EXERCISE: Among the records below, find each line containing the word "жабок" and copy it.

DATA LISTING START

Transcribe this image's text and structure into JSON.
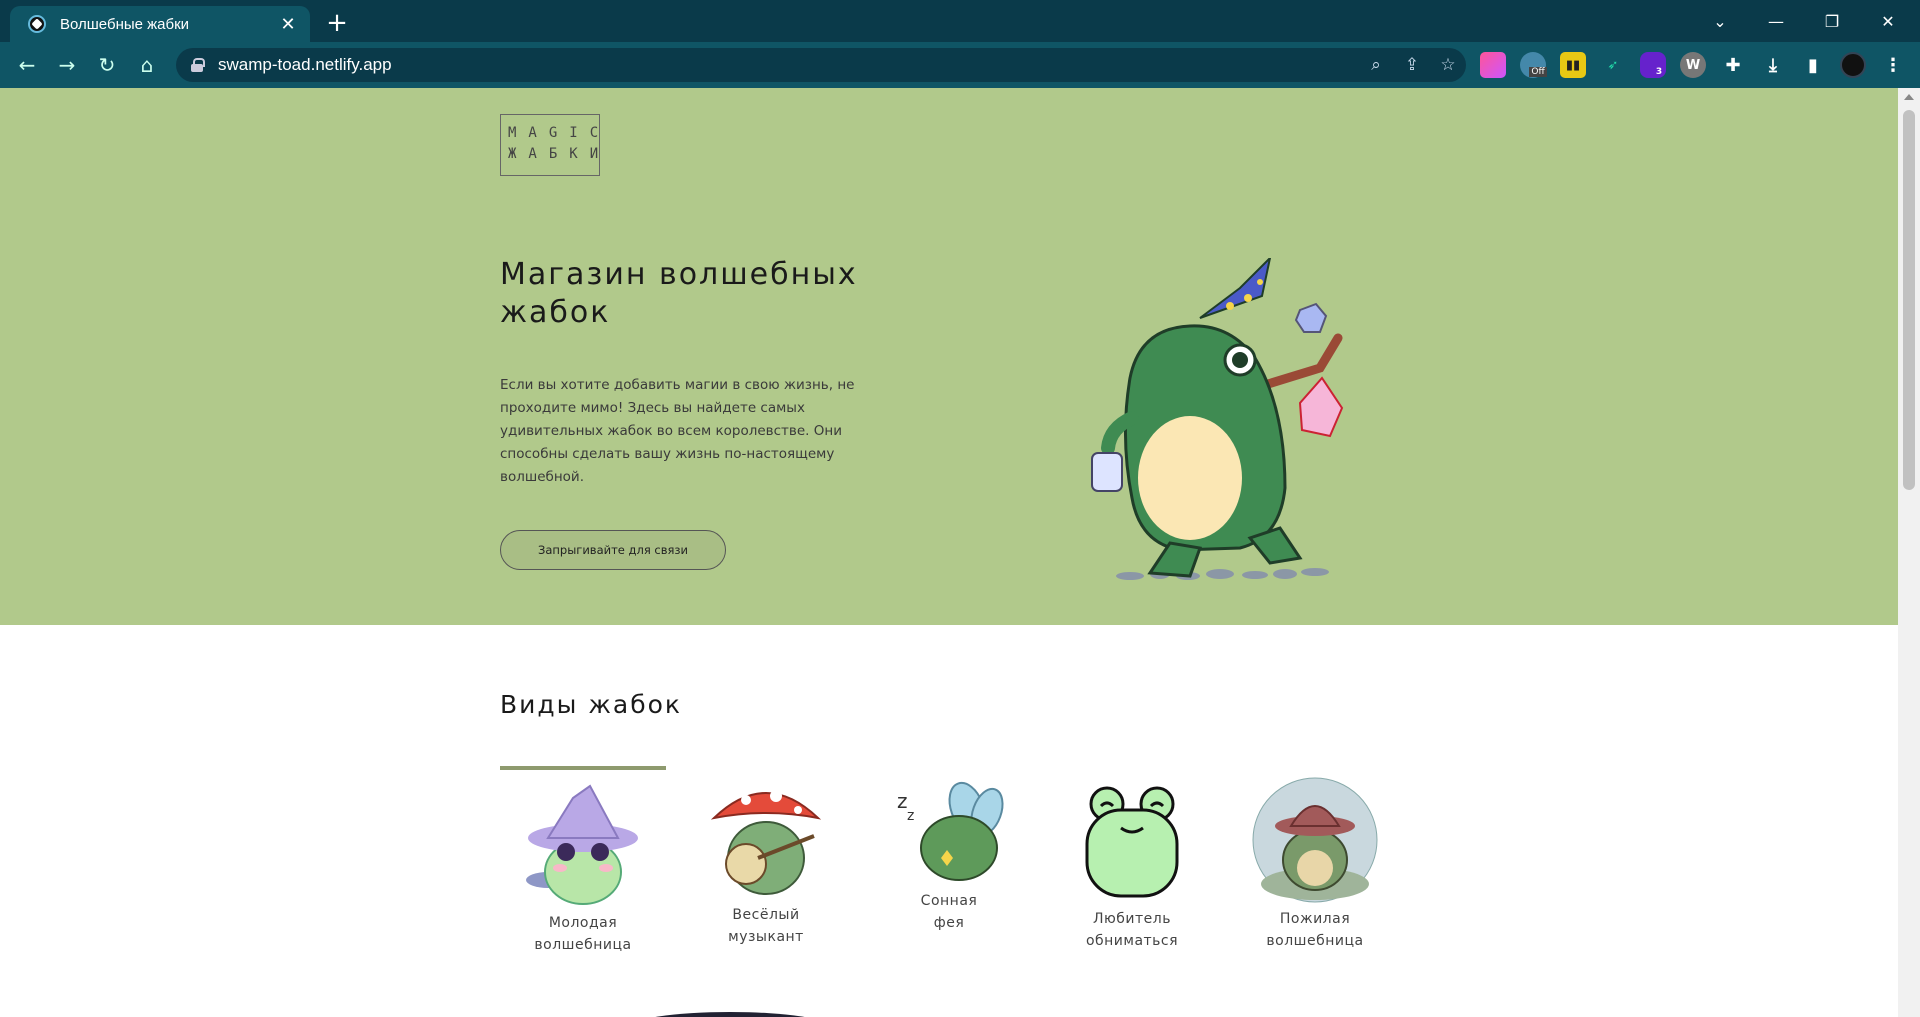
{
  "browser": {
    "tab_title": "Волшебные жабки",
    "url": "swamp-toad.netlify.app",
    "new_tab_icon": "plus-icon",
    "extension_badge_off": "Off",
    "extension_badge_count": "3"
  },
  "page": {
    "logo": {
      "line1": "MAGIC",
      "line2": "ЖАБКИ"
    },
    "hero": {
      "title": "Магазин волшебных жабок",
      "description": "Если вы хотите добавить магии в свою жизнь, не проходите мимо! Здесь вы найдете самых удивительных жабок во всем королевстве. Они способны сделать вашу жизнь по-настоящему волшебной.",
      "cta": "Запрыгивайте для связи"
    },
    "types": {
      "heading": "Виды жабок",
      "items": [
        {
          "line1": "Молодая",
          "line2": "волшебница"
        },
        {
          "line1": "Весёлый",
          "line2": "музыкант"
        },
        {
          "line1": "Сонная",
          "line2": "фея"
        },
        {
          "line1": "Любитель",
          "line2": "обниматься"
        },
        {
          "line1": "Пожилая",
          "line2": "волшебница"
        }
      ]
    }
  },
  "colors": {
    "hero_bg": "#b1c98b",
    "chrome_dark": "#0a3a4a",
    "chrome_toolbar": "#0f5565",
    "accent_underline": "#8e9a6e"
  }
}
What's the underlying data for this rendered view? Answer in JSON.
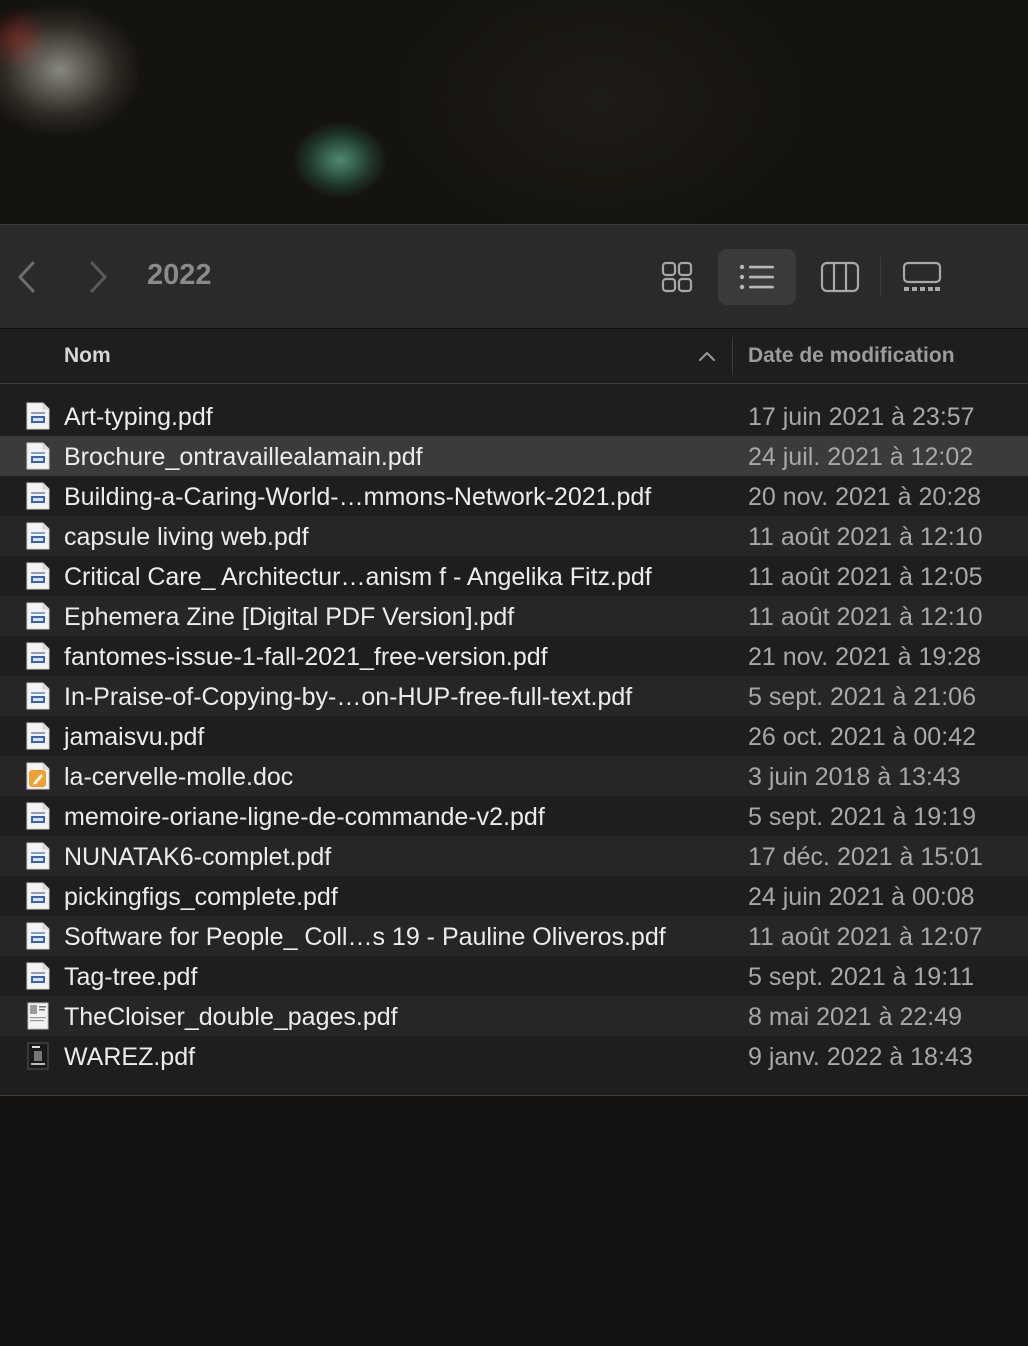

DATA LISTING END

REPLY TO THE TASK:
      "title": "Магазин волшебных жабок",
      "description": "Если вы хотите добавить магии в свою жизнь, не проходите мимо! Здесь вы найдете самых удивительных жабок во всем королевстве. Они способны сделать вашу жизнь по-настоящему волшебной.",
      "heading": "Виды жабок",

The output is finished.